(CFP) Hollywood Politics: The Popular Culture Factor in 21st Century Politics
Editor: Leah A. Murray
In 2008 we saw a continuation and maybe even an acceleration of the trend of popular culture having a real effect on politics. From The Daily Show ,to Obama’s Blackberry, to candidates’ use of Facebook and MySpace, we have seen politics opening up to new ways of thinking and acting as we come online for the next generation. As this next generation grows up in a politicized popular world (or perhaps a popularized political world) where issues like torture are dealt with on shows like 24 and we have fictional presidents on The West Wing who deal with real-life policy choices, it is in our interest to understand how this coverage affects the discourse.

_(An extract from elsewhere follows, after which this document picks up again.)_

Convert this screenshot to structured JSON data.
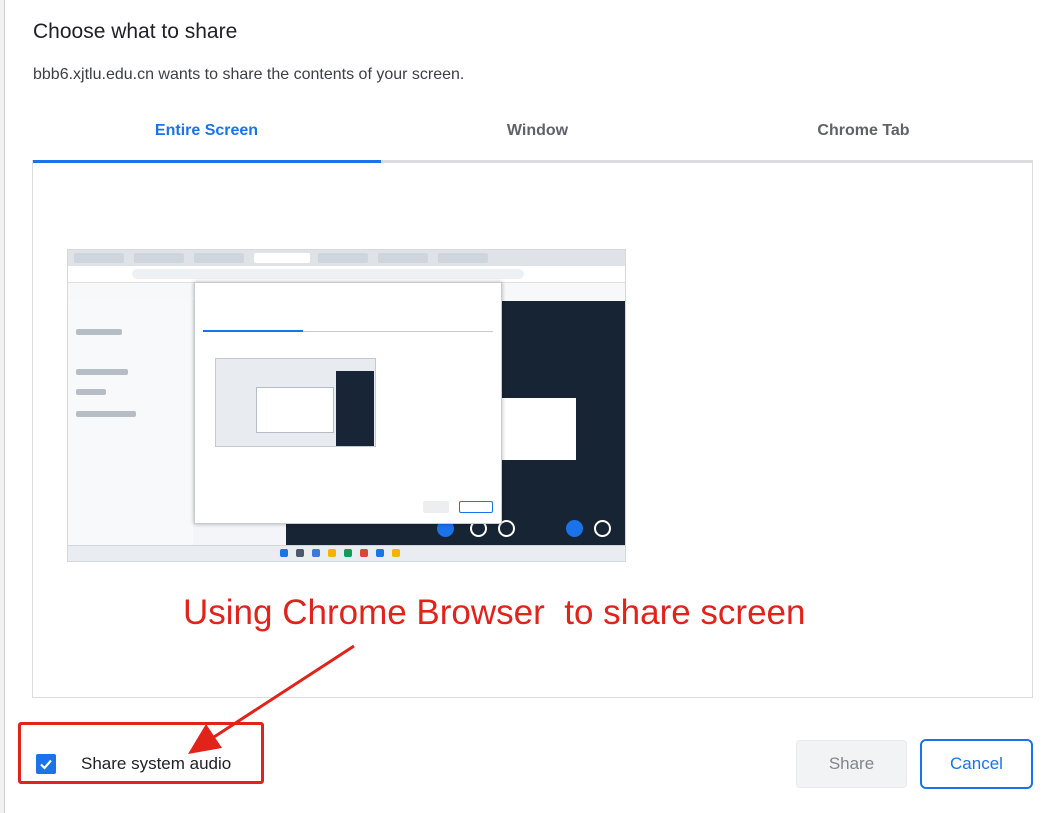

This edited collection seeks to enhance the discussion of the popular culture effect on our understanding of politics.
Topics include but are not limited to: media representations; public discourse on popular culture’s effect; the intersections of entertainment and the news media; political debates in literature, on television, and in the movies; the use of political satire; the effect of blogging and social networking sites like Facebook and MySpace; the effect of YouTube.
Submit abstracts via email by Feb 27 to lmurray_at_weber.edu